GPS Watch: I got a TomTom GPS watch in February and I like how it works as a GPS watch. It picks up the satellite signal quickly and seems to be accurate. However, it does have some quirks and has some features that are not quite ready for prime time. The treadmill mode is nice, but not very accurate the way that I use it, but I can calibrate the mileage to match the treadmill totals at the end of the run – so it works good enough.
The biggest thing I dislike about the watch is how the module doesn’t stay in the watch band when I take the watch off – it just falls out. Which means that the module falls on the ground (tar, cement, rocks, etc.) , becomes a cat toy or finds its way into bottom of the easy chair, side of the bed or bathroom floor – not good things.

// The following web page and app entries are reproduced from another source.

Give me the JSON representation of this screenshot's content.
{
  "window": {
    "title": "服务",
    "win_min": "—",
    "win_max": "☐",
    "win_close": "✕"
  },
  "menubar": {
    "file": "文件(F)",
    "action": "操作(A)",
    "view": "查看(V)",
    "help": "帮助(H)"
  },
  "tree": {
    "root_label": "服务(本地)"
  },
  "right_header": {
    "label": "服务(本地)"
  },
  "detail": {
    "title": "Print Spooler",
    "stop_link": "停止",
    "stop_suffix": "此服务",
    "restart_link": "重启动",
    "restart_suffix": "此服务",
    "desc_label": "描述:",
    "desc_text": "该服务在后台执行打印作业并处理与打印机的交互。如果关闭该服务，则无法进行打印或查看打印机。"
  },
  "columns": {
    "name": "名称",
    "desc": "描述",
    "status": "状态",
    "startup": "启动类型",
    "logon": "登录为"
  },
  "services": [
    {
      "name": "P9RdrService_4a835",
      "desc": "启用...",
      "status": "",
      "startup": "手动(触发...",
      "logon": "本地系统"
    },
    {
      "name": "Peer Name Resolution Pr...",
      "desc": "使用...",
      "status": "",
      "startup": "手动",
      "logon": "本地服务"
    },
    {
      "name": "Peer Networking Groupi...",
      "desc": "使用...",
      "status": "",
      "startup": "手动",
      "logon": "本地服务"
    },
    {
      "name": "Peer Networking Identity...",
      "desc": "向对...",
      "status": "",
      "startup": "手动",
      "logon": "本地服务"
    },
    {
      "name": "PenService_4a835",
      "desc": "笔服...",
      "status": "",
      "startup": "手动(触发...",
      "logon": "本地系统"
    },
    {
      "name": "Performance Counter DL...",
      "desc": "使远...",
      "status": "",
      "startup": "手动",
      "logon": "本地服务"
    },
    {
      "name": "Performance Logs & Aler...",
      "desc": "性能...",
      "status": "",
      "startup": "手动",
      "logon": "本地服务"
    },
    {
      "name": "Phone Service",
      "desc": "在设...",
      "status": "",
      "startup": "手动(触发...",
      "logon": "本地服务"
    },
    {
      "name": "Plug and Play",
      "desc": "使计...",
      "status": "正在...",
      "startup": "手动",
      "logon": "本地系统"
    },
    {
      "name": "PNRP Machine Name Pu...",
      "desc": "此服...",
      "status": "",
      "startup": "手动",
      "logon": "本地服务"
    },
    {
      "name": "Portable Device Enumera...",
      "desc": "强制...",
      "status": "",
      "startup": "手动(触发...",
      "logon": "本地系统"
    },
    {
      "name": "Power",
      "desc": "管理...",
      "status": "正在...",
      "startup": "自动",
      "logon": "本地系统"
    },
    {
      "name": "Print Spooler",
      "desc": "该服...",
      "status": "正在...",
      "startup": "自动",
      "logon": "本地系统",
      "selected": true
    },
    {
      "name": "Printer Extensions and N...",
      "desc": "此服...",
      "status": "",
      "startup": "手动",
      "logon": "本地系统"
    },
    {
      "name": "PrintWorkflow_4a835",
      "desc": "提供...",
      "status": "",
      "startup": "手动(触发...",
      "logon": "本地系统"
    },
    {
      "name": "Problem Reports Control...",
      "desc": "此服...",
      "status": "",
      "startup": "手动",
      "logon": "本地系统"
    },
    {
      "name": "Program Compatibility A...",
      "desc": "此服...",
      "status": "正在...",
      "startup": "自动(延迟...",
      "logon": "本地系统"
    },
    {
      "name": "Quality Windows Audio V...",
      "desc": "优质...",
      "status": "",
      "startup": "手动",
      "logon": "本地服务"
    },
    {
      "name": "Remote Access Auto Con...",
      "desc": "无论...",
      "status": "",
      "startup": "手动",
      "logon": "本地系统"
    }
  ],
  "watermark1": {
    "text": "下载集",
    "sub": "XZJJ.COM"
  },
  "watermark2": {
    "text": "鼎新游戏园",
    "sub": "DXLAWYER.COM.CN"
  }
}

Based on my experiences with the TomTom so far, I am not sure that I would purchase it again – not because it is not a quality GPS watch – it is, but because of the design of how the module falls out of the watch band when I take it off. It is annoying and eventually will probably drop one time too many and no longer work. If TomTom comes up with a better retaining system for keeping the module in the band until I want to take it out, I would change my mind.

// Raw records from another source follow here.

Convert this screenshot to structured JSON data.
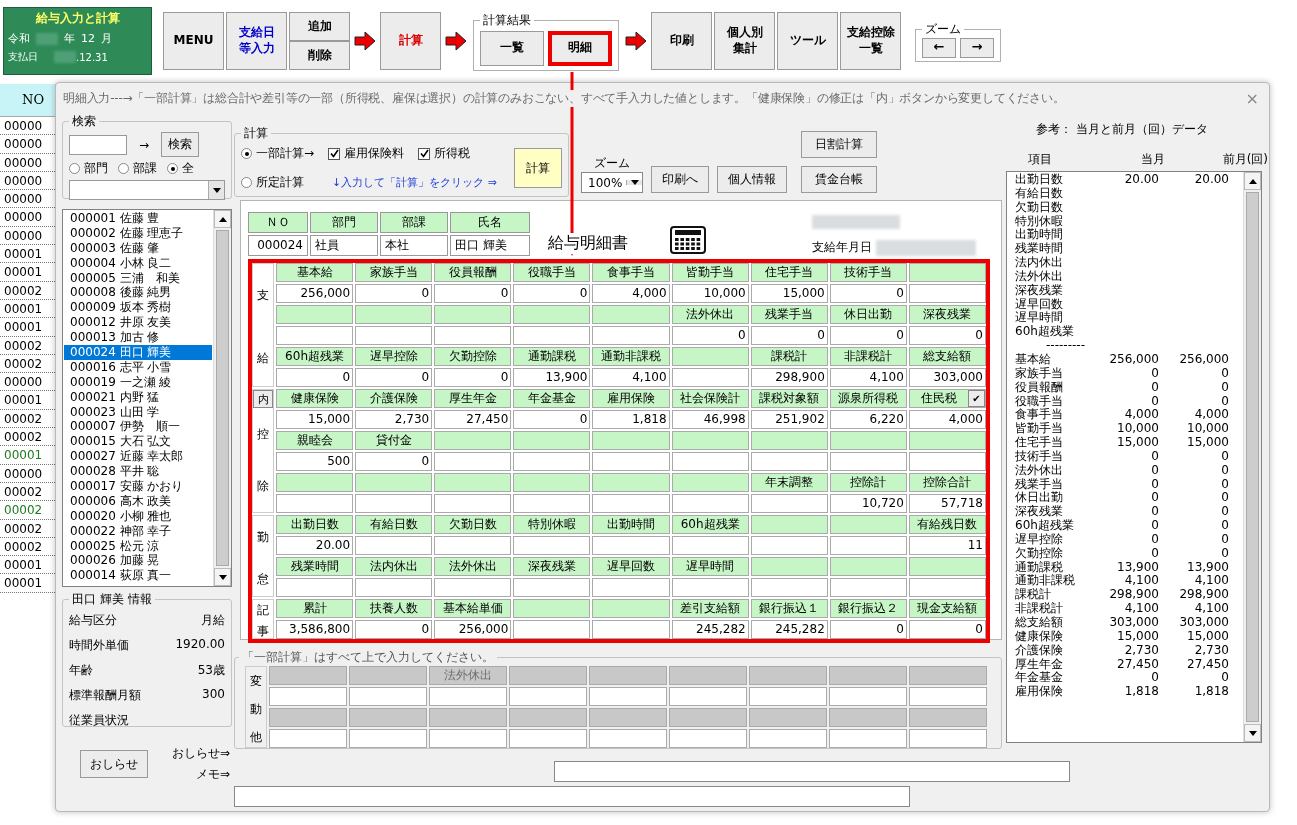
{
  "app_badge": {
    "title": "給与入力と計算",
    "era": "令和",
    "year_label": "年",
    "month": "12",
    "month_label": "月",
    "pay_label": "支払日",
    "pay_date": ".12.31"
  },
  "toolbar": [
    {
      "kind": "button",
      "lines": [
        "MENU"
      ],
      "color": "#000000",
      "highlighted": false
    },
    {
      "kind": "button",
      "lines": [
        "支給日",
        "等入力"
      ],
      "color": "#0000cc",
      "highlighted": false
    },
    {
      "kind": "stack",
      "buttons": [
        {
          "kind": "text",
          "lines": [
            "追加"
          ],
          "color": "#000000",
          "highlighted": false
        },
        {
          "kind": "text",
          "lines": [
            "削除"
          ],
          "color": "#000000",
          "highlighted": false
        }
      ]
    },
    {
      "kind": "arrow"
    },
    {
      "kind": "button",
      "lines": [
        "計算"
      ],
      "color": "#dd0000",
      "highlighted": false
    },
    {
      "kind": "arrow"
    },
    {
      "kind": "group",
      "title": "計算結果",
      "buttons": [
        {
          "kind": "text",
          "lines": [
            "一覧"
          ],
          "color": "#000000",
          "highlighted": false
        },
        {
          "kind": "text",
          "lines": [
            "明細"
          ],
          "color": "#000000",
          "highlighted": true
        }
      ]
    },
    {
      "kind": "arrow"
    },
    {
      "kind": "button",
      "lines": [
        "印刷"
      ],
      "color": "#000000",
      "highlighted": false
    },
    {
      "kind": "button",
      "lines": [
        "個人別",
        "集計"
      ],
      "color": "#000000",
      "highlighted": false
    },
    {
      "kind": "button",
      "lines": [
        "ツール"
      ],
      "color": "#000000",
      "highlighted": false
    },
    {
      "kind": "button",
      "lines": [
        "支給控除",
        "一覧"
      ],
      "color": "#000000",
      "highlighted": false
    },
    {
      "kind": "group",
      "title": "ズーム",
      "buttons": [
        {
          "kind": "glyph",
          "lines": [
            "←"
          ],
          "color": "#000000",
          "highlighted": false
        },
        {
          "kind": "glyph",
          "lines": [
            "→"
          ],
          "color": "#000000",
          "highlighted": false
        }
      ]
    }
  ],
  "sheet_behind": {
    "header": "NO",
    "rows": [
      {
        "text": "00000",
        "color": "#000000"
      },
      {
        "text": "00000",
        "color": "#000000"
      },
      {
        "text": "00000",
        "color": "#000000"
      },
      {
        "text": "00000",
        "color": "#000000"
      },
      {
        "text": "00000",
        "color": "#000000"
      },
      {
        "text": "00000",
        "color": "#000000"
      },
      {
        "text": "00000",
        "color": "#000000"
      },
      {
        "text": "00001",
        "color": "#000000"
      },
      {
        "text": "00001",
        "color": "#000000"
      },
      {
        "text": "00002",
        "color": "#000000"
      },
      {
        "text": "00001",
        "color": "#000000"
      },
      {
        "text": "00001",
        "color": "#000000"
      },
      {
        "text": "00002",
        "color": "#000000"
      },
      {
        "text": "00002",
        "color": "#000000"
      },
      {
        "text": "00000",
        "color": "#000000"
      },
      {
        "text": "00001",
        "color": "#000000"
      },
      {
        "text": "00002",
        "color": "#000000"
      },
      {
        "text": "00002",
        "color": "#000000"
      },
      {
        "text": "00001",
        "color": "#1e7b1e"
      },
      {
        "text": "00000",
        "color": "#000000"
      },
      {
        "text": "00002",
        "color": "#000000"
      },
      {
        "text": "00002",
        "color": "#1e7b1e"
      },
      {
        "text": "00002",
        "color": "#000000"
      },
      {
        "text": "00002",
        "color": "#000000"
      },
      {
        "text": "00001",
        "color": "#000000"
      },
      {
        "text": "00001",
        "color": "#000000"
      }
    ]
  },
  "dialog": {
    "title": "明細入力---→「一部計算」は総合計や差引等の一部（所得税、雇保は選択）の計算のみおこない、すべて手入力した値とします。「健康保険」の修正は「内」ボタンから変更してください。",
    "close": "×",
    "search": {
      "title": "検索",
      "arrow": "→",
      "button": "検索",
      "radios": [
        {
          "label": "部門",
          "selected": false
        },
        {
          "label": "部課",
          "selected": false
        },
        {
          "label": "全",
          "selected": true
        }
      ]
    },
    "employees": [
      {
        "label": "000001 佐藤 豊",
        "selected": false
      },
      {
        "label": "000002 佐藤 理恵子",
        "selected": false
      },
      {
        "label": "000003 佐藤 肇",
        "selected": false
      },
      {
        "label": "000004 小林 良二",
        "selected": false
      },
      {
        "label": "000005 三浦　和美",
        "selected": false
      },
      {
        "label": "000008 後藤 純男",
        "selected": false
      },
      {
        "label": "000009 坂本 秀樹",
        "selected": false
      },
      {
        "label": "000012 井原 友美",
        "selected": false
      },
      {
        "label": "000013 加古 修",
        "selected": false
      },
      {
        "label": "000024 田口 輝美",
        "selected": true
      },
      {
        "label": "000016 志平 小雪",
        "selected": false
      },
      {
        "label": "000019 一之瀬 綾",
        "selected": false
      },
      {
        "label": "000021 内野 猛",
        "selected": false
      },
      {
        "label": "000023 山田 学",
        "selected": false
      },
      {
        "label": "000007 伊勢　順一",
        "selected": false
      },
      {
        "label": "000015 大石 弘文",
        "selected": false
      },
      {
        "label": "000027 近藤 幸太郎",
        "selected": false
      },
      {
        "label": "000028 平井 聡",
        "selected": false
      },
      {
        "label": "000017 安藤 かおり",
        "selected": false
      },
      {
        "label": "000006 高木 政美",
        "selected": false
      },
      {
        "label": "000020 小柳 雅也",
        "selected": false
      },
      {
        "label": "000022 神部 幸子",
        "selected": false
      },
      {
        "label": "000025 松元 涼",
        "selected": false
      },
      {
        "label": "000026 加藤 晃",
        "selected": false
      },
      {
        "label": "000014 荻原 真一",
        "selected": false
      }
    ],
    "info": {
      "title": "田口 輝美 情報",
      "rows": [
        {
          "label": "給与区分",
          "value": "月給"
        },
        {
          "label": "時間外単価",
          "value": "1920.00"
        },
        {
          "label": "年齢",
          "value": "53歳"
        },
        {
          "label": "標準報酬月額",
          "value": "300"
        },
        {
          "label": "従業員状況"
        }
      ]
    },
    "notice_button": "おしらせ",
    "notice_link": "おしらせ⇒",
    "memo_link": "メモ⇒",
    "calc": {
      "title": "計算",
      "modes": [
        {
          "label": "一部計算→",
          "selected": true
        },
        {
          "label": "所定計算",
          "selected": false
        }
      ],
      "options": [
        {
          "label": "雇用保険料",
          "checked": true
        },
        {
          "label": "所得税",
          "checked": true
        }
      ],
      "hint": "↓入力して「計算」をクリック ⇒",
      "button": "計算"
    },
    "zoom": {
      "label": "ズーム",
      "value": "100%"
    },
    "actions": [
      "印刷へ",
      "個人情報"
    ],
    "side_actions": [
      "日割計算",
      "賃金台帳"
    ],
    "slip": {
      "id_headers": [
        "ＮＯ",
        "部門",
        "部課",
        "氏名"
      ],
      "id_values": [
        "000024",
        "社員",
        "本社",
        "田口 輝美"
      ],
      "title": "給与明細書",
      "date_label": "支給年月日",
      "highlighted": true,
      "sections": [
        {
          "label": "支給",
          "rows": [
            {
              "kind": "header",
              "cells": [
                "基本給",
                "家族手当",
                "役員報酬",
                "役職手当",
                "食事手当",
                "皆勤手当",
                "住宅手当",
                "技術手当",
                null
              ]
            },
            {
              "kind": "value",
              "cells": [
                "256,000",
                "0",
                "0",
                "0",
                "4,000",
                "10,000",
                "15,000",
                "0",
                null
              ]
            },
            {
              "kind": "header",
              "cells": [
                null,
                null,
                null,
                null,
                null,
                "法外休出",
                "残業手当",
                "休日出勤",
                "深夜残業"
              ]
            },
            {
              "kind": "value",
              "cells": [
                null,
                null,
                null,
                null,
                null,
                "0",
                "0",
                "0",
                "0"
              ]
            },
            {
              "kind": "header",
              "cells": [
                "60h超残業",
                "遅早控除",
                "欠勤控除",
                "通勤課税",
                "通勤非課税",
                null,
                "課税計",
                "非課税計",
                "総支給額"
              ]
            },
            {
              "kind": "value",
              "cells": [
                "0",
                "0",
                "0",
                "13,900",
                "4,100",
                null,
                "298,900",
                "4,100",
                "303,000"
              ]
            }
          ]
        },
        {
          "label": "控除",
          "inner_button": "内",
          "corner_button": "✔",
          "rows": [
            {
              "kind": "header",
              "cells": [
                "健康保険",
                "介護保険",
                "厚生年金",
                "年金基金",
                "雇用保険",
                "社会保険計",
                "課税対象額",
                "源泉所得税",
                "住民税"
              ]
            },
            {
              "kind": "value",
              "cells": [
                "15,000",
                "2,730",
                "27,450",
                "0",
                "1,818",
                "46,998",
                "251,902",
                "6,220",
                "4,000"
              ]
            },
            {
              "kind": "header",
              "cells": [
                "親睦会",
                "貸付金",
                null,
                null,
                null,
                null,
                null,
                null,
                null
              ]
            },
            {
              "kind": "value",
              "cells": [
                "500",
                "0",
                null,
                null,
                null,
                null,
                null,
                null,
                null
              ]
            },
            {
              "kind": "header",
              "cells": [
                null,
                null,
                null,
                null,
                null,
                null,
                "年末調整",
                "控除計",
                "控除合計"
              ]
            },
            {
              "kind": "value",
              "cells": [
                null,
                null,
                null,
                null,
                null,
                null,
                null,
                "10,720",
                "57,718"
              ]
            }
          ]
        },
        {
          "label": "勤怠",
          "rows": [
            {
              "kind": "header",
              "cells": [
                "出勤日数",
                "有給日数",
                "欠勤日数",
                "特別休暇",
                "出勤時間",
                "60h超残業",
                null,
                null,
                "有給残日数"
              ]
            },
            {
              "kind": "value",
              "cells": [
                "20.00",
                null,
                null,
                null,
                null,
                null,
                null,
                null,
                "11"
              ]
            },
            {
              "kind": "header",
              "cells": [
                "残業時間",
                "法内休出",
                "法外休出",
                "深夜残業",
                "遅早回数",
                "遅早時間",
                null,
                null,
                null
              ]
            },
            {
              "kind": "value",
              "cells": [
                null,
                null,
                null,
                null,
                null,
                null,
                null,
                null,
                null
              ]
            }
          ]
        },
        {
          "label": "記事",
          "rows": [
            {
              "kind": "header",
              "cells": [
                "累計",
                "扶養人数",
                "基本給単価",
                null,
                null,
                "差引支給額",
                "銀行振込１",
                "銀行振込２",
                "現金支給額"
              ]
            },
            {
              "kind": "value",
              "cells": [
                "3,586,800",
                "0",
                "256,000",
                null,
                null,
                "245,282",
                "245,282",
                "0",
                "0"
              ]
            }
          ]
        }
      ]
    },
    "variable": {
      "title": "「一部計算」はすべて上で入力してください。",
      "label": "変動他",
      "disabled": true,
      "rows": [
        {
          "kind": "header",
          "cells": [
            null,
            null,
            "法外休出",
            null,
            null,
            null,
            null,
            null,
            null
          ]
        },
        {
          "kind": "value",
          "cells": [
            null,
            null,
            null,
            null,
            null,
            null,
            null,
            null,
            null
          ]
        },
        {
          "kind": "header",
          "cells": [
            null,
            null,
            null,
            null,
            null,
            null,
            null,
            null,
            null
          ]
        },
        {
          "kind": "value",
          "cells": [
            null,
            null,
            null,
            null,
            null,
            null,
            null,
            null,
            null
          ]
        }
      ]
    },
    "reference": {
      "title": "参考： 当月と前月（回）データ",
      "columns": [
        "項目",
        "当月",
        "前月(回)"
      ],
      "rows": [
        {
          "kind": "item",
          "label": "出勤日数",
          "current": "20.00",
          "previous": "20.00"
        },
        {
          "kind": "item",
          "label": "有給日数"
        },
        {
          "kind": "item",
          "label": "欠勤日数"
        },
        {
          "kind": "item",
          "label": "特別休暇"
        },
        {
          "kind": "item",
          "label": "出勤時間"
        },
        {
          "kind": "item",
          "label": "残業時間"
        },
        {
          "kind": "item",
          "label": "法内休出"
        },
        {
          "kind": "item",
          "label": "法外休出"
        },
        {
          "kind": "item",
          "label": "深夜残業"
        },
        {
          "kind": "item",
          "label": "遅早回数"
        },
        {
          "kind": "item",
          "label": "遅早時間"
        },
        {
          "kind": "item",
          "label": "60h超残業"
        },
        {
          "kind": "separator",
          "label": "---------"
        },
        {
          "kind": "item",
          "label": "基本給",
          "current": "256,000",
          "previous": "256,000"
        },
        {
          "kind": "item",
          "label": "家族手当",
          "current": "0",
          "previous": "0"
        },
        {
          "kind": "item",
          "label": "役員報酬",
          "current": "0",
          "previous": "0"
        },
        {
          "kind": "item",
          "label": "役職手当",
          "current": "0",
          "previous": "0"
        },
        {
          "kind": "item",
          "label": "食事手当",
          "current": "4,000",
          "previous": "4,000"
        },
        {
          "kind": "item",
          "label": "皆勤手当",
          "current": "10,000",
          "previous": "10,000"
        },
        {
          "kind": "item",
          "label": "住宅手当",
          "current": "15,000",
          "previous": "15,000"
        },
        {
          "kind": "item",
          "label": "技術手当",
          "current": "0",
          "previous": "0"
        },
        {
          "kind": "item",
          "label": "法外休出",
          "current": "0",
          "previous": "0"
        },
        {
          "kind": "item",
          "label": "残業手当",
          "current": "0",
          "previous": "0"
        },
        {
          "kind": "item",
          "label": "休日出勤",
          "current": "0",
          "previous": "0"
        },
        {
          "kind": "item",
          "label": "深夜残業",
          "current": "0",
          "previous": "0"
        },
        {
          "kind": "item",
          "label": "60h超残業",
          "current": "0",
          "previous": "0"
        },
        {
          "kind": "item",
          "label": "遅早控除",
          "current": "0",
          "previous": "0"
        },
        {
          "kind": "item",
          "label": "欠勤控除",
          "current": "0",
          "previous": "0"
        },
        {
          "kind": "item",
          "label": "通勤課税",
          "current": "13,900",
          "previous": "13,900"
        },
        {
          "kind": "item",
          "label": "通勤非課税",
          "current": "4,100",
          "previous": "4,100"
        },
        {
          "kind": "item",
          "label": "課税計",
          "current": "298,900",
          "previous": "298,900"
        },
        {
          "kind": "item",
          "label": "非課税計",
          "current": "4,100",
          "previous": "4,100"
        },
        {
          "kind": "item",
          "label": "総支給額",
          "current": "303,000",
          "previous": "303,000"
        },
        {
          "kind": "item",
          "label": "健康保険",
          "current": "15,000",
          "previous": "15,000"
        },
        {
          "kind": "item",
          "label": "介護保険",
          "current": "2,730",
          "previous": "2,730"
        },
        {
          "kind": "item",
          "label": "厚生年金",
          "current": "27,450",
          "previous": "27,450"
        },
        {
          "kind": "item",
          "label": "年金基金",
          "current": "0",
          "previous": "0"
        },
        {
          "kind": "item",
          "label": "雇用保険",
          "current": "1,818",
          "previous": "1,818"
        }
      ]
    }
  }
}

I have a 3 shoe rotation of Pearl Izumi running shoes and a new to me pair of Newton Energy’s.
EM/N1 Trails – 50 Mile Review and 200 Mile Review. I have no doubts that these are one of the best running shoes I have ever run in (trail or road). However, mine have a fatal flaw, that if it is a design issue with all the N1 Trails will more than likely stop me from purchasing another pair, when these need to be replaced.
At the bottom of the tongue when the shoe flexes it creates a gap between the tongue and the upper, which allows sand and other crap into the shoe a lot more than other shoes I have worn over the past few years. All shoes let in a small amount of sand and stuff, so that is just the way it is where I run, but my experience with how much the N1 Trails let in is beyond what I consider acceptable and sucks big time, considering how much I like these shoes otherwise.
Pearl Izumi could quickly and easily fix this issue by gusseting the tongue, which would add a little weight, but not enough to be all that noticeable. I would trade the slight weight gain, to keep a little sand out of my shoes any day.
EM/N2 Road Size 9.0 – 50 Mile review post. I have used them for my long treadmill runs and have been running outside in them on days when it is clear. So far I really like them and they do not share the problems that the N1 Trails have with tongue/upper gap.
EM/N2 Road Size 8.5 – These are shorter-faster treadmill run shoes and I will probably use them as 5K-10K race shoes. They are just a little too small and begin to bother my Tailor’s Bunionette if go over 8.0 or so miles in them.
Newton Energy (woman’s size 10) – See my initial impressions post. I got these off the consignment rack and yes they are a woman’s size 10. Sometimes woman’s shoes with a narrower heel and if the toe box is wide enough fit better than the men’s models.
The Pearl Izumi EM line just seems to let me run comfortably (even though they are a firmer shoe than I usually like) and I have had less problems with them than any other shoes that I have run in in a long time. Between Pearl Izumi, Skechers and possibly Newton’s (they need a lot more miles on them before I go singing their praises too much), I feel that I have a very nice line-up of running shoes that actually work for me at all the distance and terrains that I run.
No races in March. I could have gone to a couple, but to be honest, I am not all that into the racing scene for now and am enjoying just running without the added pressure of performing on race day.
The reality is that
I am ready for winter to be over and the rains that we have had over the past couple of days is helping to diminish the amount of snow around, but I am ready for shorts and t-shirt weather.